Release Date: April 4, 2008 This content is archived.
BUFFALO, N.Y. -- A new multiple sclerosis study conducted by University at Buffalo neurologists has shown that in addition to affecting women two-to-three times more than men, multiple sclerosis (MS) damages different regions of the brain in men and women.
The differences were defined by analyzing brain scans of 795 MS patients and 101 healthy controls using conventional magnetic resonance imaging (MRI) techniques plus more advanced nonconventional MRI techniques, such as diffusion weighted imaging and magnetization transfer imaging.
Results of the study were presented today (April 17, 2008) session at the annual meeting of the American Academy of Neurology being held in Chicago.
The research showed that MS in women results in more atrophy of the brain's white matter, the network of nerves that transport messages to the various brain regions, while the condition in men appears to cause more atrophy in the brain's grey matter, the regions where messages are received and interpreted.
Ronald Antulov, M.D, is first author on the study.

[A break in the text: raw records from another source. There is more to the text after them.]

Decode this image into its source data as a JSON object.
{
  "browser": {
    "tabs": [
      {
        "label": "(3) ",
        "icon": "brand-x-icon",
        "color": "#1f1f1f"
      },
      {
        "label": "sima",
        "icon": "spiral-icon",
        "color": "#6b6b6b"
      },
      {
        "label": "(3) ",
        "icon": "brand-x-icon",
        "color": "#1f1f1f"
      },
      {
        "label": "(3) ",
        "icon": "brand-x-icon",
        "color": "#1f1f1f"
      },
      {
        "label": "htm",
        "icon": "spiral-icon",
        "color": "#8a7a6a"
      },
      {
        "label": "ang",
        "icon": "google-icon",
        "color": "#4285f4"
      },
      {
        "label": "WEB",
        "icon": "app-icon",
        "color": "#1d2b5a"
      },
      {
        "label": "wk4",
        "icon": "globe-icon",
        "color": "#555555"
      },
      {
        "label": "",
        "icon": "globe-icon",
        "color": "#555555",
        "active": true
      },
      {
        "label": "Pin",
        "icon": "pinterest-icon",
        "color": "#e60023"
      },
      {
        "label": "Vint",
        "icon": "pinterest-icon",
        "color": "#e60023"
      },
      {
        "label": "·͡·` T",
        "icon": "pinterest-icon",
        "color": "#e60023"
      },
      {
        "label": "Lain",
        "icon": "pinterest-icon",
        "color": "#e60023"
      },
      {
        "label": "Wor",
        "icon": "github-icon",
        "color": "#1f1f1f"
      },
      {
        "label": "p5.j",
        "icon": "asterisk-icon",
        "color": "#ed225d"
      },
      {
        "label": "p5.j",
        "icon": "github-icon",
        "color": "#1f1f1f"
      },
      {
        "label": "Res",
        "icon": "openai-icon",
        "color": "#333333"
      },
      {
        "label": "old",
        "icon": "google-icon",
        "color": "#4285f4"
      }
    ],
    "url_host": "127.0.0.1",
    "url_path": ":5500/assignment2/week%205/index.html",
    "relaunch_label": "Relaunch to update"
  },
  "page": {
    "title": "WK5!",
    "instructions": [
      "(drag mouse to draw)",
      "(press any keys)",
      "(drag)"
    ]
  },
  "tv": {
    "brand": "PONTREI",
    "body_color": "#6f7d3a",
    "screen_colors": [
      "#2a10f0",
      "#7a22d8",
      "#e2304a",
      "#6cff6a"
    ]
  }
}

He conducted the research while a neuroimaging fellow at the Buffalo Neuroimaging Analysis Center (BNAC), part of the Jacobs Neurologic Institute, which is the Department of Neurology in the UB School of Medicine and Biomedical Sciences.

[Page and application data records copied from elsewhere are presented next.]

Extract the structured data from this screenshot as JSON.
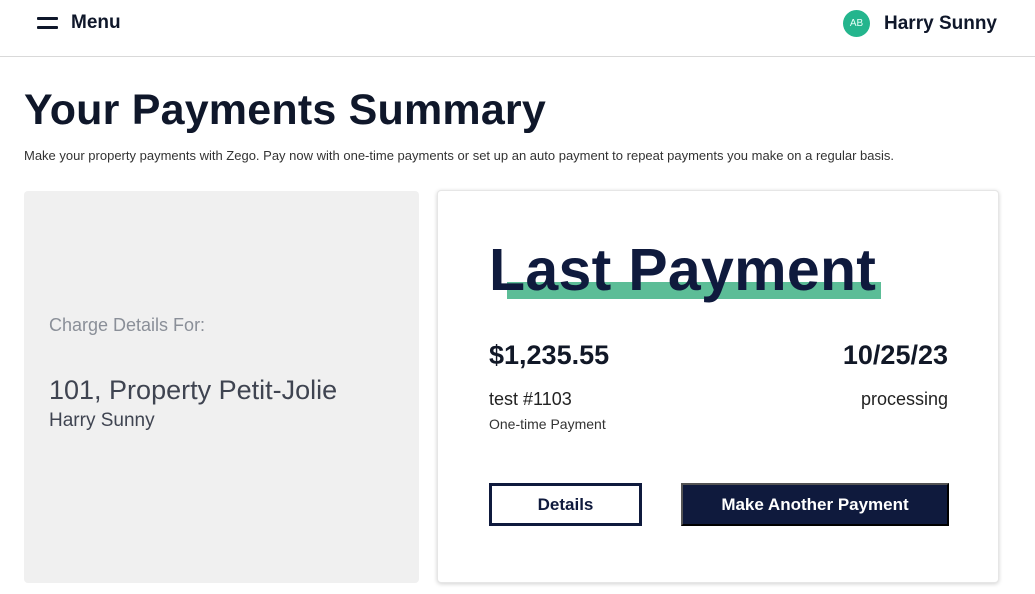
{
  "header": {
    "menu_label": "Menu",
    "avatar_initials": "AB",
    "user_name": "Harry Sunny",
    "avatar_color": "#24b58d"
  },
  "page": {
    "title": "Your Payments Summary",
    "description": "Make your property payments with Zego. Pay now with one-time payments or set up an auto payment to repeat payments you make on a regular basis."
  },
  "charge_details": {
    "label": "Charge Details For:",
    "property": "101, Property Petit-Jolie",
    "owner": "Harry Sunny"
  },
  "last_payment": {
    "title": "Last Payment",
    "amount": "$1,235.55",
    "date": "10/25/23",
    "reference": "test #1103",
    "status": "processing",
    "payment_type": "One-time Payment",
    "details_button": "Details",
    "make_payment_button": "Make Another Payment",
    "accent_color": "#5cbd97",
    "button_color": "#0f1a3d"
  }
}
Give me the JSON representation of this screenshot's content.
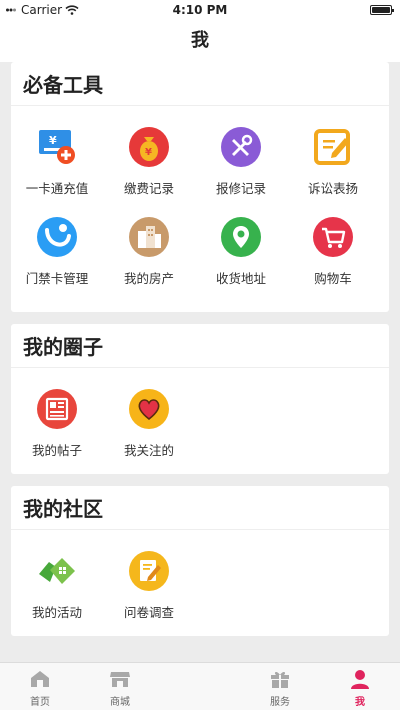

Antulov and colleagues examined consecutively 620 female and 175 male MS patients who were seen at the institute, and compared scans with those of the healthy controls. All were assessed using conventional and nonconventional MRI measures.
"We found that atrophy of gray matter and central brain regions was more advanced in men, while atrophy of white matter was more advanced in women," said Antulov. The phenomenon was not observed in healthy controls.
"We think these changes are influenced by a decrease in sex hormones," Antulov said. "A recent study showing that male MS patients receiving testosterone treatment showed a lower rate of brain volume decline supports this concept. This finding also suggests that higher levels of estrogen may protect women against more severe MS-related brain damage."
The BNAC currently is applying for grants to extend this research.
Contributing to the study, all from UB's BNAC/JNI, were Bianca Weinstock-Guttman, M.D.; Jennifer Cox, Ph.D.; Sara Hussein; Jackie Durfee; Michael Dwyer; Niels Bergsland; Nadir Abdelrahman, M.D.; Milena Stosic, M.D.; David Hojnacki, M.D.; Frederick E. Munschauer, M.D., and Robert Zivadinov, M.D., Ph.D.
The study was conducted in collaboration with the University of Rijeka, Croatia. Vladimir Miletic, M.D., of that university, also contributed to the research.
The University at Buffalo is a premier research-intensive public university, the largest and most comprehensive campus in the State University of New York. UB's more than 28,000 students pursue their academic interests through more than 300 undergraduate, graduate and professional degree programs. Founded in 1846, the University at Buffalo is a member of the Association of American Universities. The School of Medicine and Biomedical Sciences, School of Dental Medicine, School of Nursing, School of Pharmacy and Pharmaceutical Sciences and School of Public Health and Health Professions are the five schools that constitute UB's Academic Health Center.